There are two important assertions in this Dark Reading coverage of the SecTor conference in Toronto: Buffer overflows are still the most common bugs and the hype that Microsoft's security has improved is at least somewhat justified.
The assessments were made by Telus, a company that provides analysis to security vendors. The buffer overflow finding is a bit surprising because of the attention that is being paid to flashier Web 2.0 application vulnerabilities such as cross-site scripting (XSS) and SQL injection.
The numbers cited on Microsoft: The number of high security vulnerabilities sunk from 175 last year to 129 during the first 11 months of 2007 (which would give it a prorated total of slightly more than 140). Critical bugs also went down, from 20 in 2006 to eight so far this year.
The security terrain clearly is getting more rugged, however, due to the emergence of Web 2.0. This ComputerWorld piece relates comments from Petko Petkov, a security researcher who addressed the Open Web Application Security Project US 2007 conference hosted by eBay earlier this month. Petkov said that new technologies are very dangerous and offer hackers many opportunities. He said that it took only one day to build a "Web-based attack infrastructure" based on Google Mashup Editor. The last half of the story describes some of the approaches hackers could take. Overall, the news isn't good. Said Amorize CEO Wayne Huang:
Nobody realizes the potential for abuse...When it happens, I think it's going to be on a very massive scale and very hard to stop.
It's nice to see folks agree. However, it's too bad that the subject upon which they concur is the dangers of Web 2.0. This Silicon.com piece starts out with a Yankee Group assessment that Web 2.0 is "heading for a slow-motion security train wreck."
The vulnerabilities are not new, the piece says, and relate to inherent problems in the way browsers are designed. The basic landscape, says an executive with Fortify Software, is that the high level of interactivity means a lot of data is in play at a given moment in time and that much processing is being done in the client, which often will be less secure.
The piece relates three recommendations from Forrester: users should re-examine security policies in the face of threats from the Web; improve user-awareness and use technologies such as Web filtering, behavioral analysis and outbound content control.
This McAfee blog balances the by-now familiar security fears of unfettered use of consumer Web 2.0 services in the enterprise with the common sense realization that the the new applications can be a boon for business. Thus, a balance must be struck. IT and security managers, the story says, need to plan for this. The writer provides three things decision makers should consider: They should keep an open mind towards embracing the benefits of Web 2.0 for the business; define an acceptable Internet use policy that includes Web 2.0 applications; and use content filtering to block unapproved sites.

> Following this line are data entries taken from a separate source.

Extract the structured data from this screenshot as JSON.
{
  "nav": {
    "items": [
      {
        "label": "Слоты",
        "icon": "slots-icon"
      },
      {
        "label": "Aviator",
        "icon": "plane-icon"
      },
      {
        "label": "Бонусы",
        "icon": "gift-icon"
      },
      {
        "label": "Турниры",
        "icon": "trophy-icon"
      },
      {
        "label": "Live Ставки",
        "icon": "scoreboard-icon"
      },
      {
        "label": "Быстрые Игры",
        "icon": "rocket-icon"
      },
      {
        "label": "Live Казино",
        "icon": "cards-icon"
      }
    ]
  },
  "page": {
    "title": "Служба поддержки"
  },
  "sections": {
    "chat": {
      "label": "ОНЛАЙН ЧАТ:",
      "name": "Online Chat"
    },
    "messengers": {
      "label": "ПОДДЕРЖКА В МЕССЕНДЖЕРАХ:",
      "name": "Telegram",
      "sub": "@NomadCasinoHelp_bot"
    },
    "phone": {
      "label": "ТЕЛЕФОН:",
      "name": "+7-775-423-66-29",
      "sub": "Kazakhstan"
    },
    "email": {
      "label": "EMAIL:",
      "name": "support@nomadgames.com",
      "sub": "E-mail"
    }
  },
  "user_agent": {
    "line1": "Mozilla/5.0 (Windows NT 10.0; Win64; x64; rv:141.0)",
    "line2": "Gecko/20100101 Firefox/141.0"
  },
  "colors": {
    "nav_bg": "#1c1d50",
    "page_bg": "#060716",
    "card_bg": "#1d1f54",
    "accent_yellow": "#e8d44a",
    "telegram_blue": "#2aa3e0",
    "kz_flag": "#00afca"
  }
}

The increase in browser-based vulnerabilities is real and scary. It would be even more frightening if Microsoft wasn't stepping up its security game. Despite the good news out of Redmond, IT managers and security forces clearly need to rethink their security approach in an increasingly threatening landscape.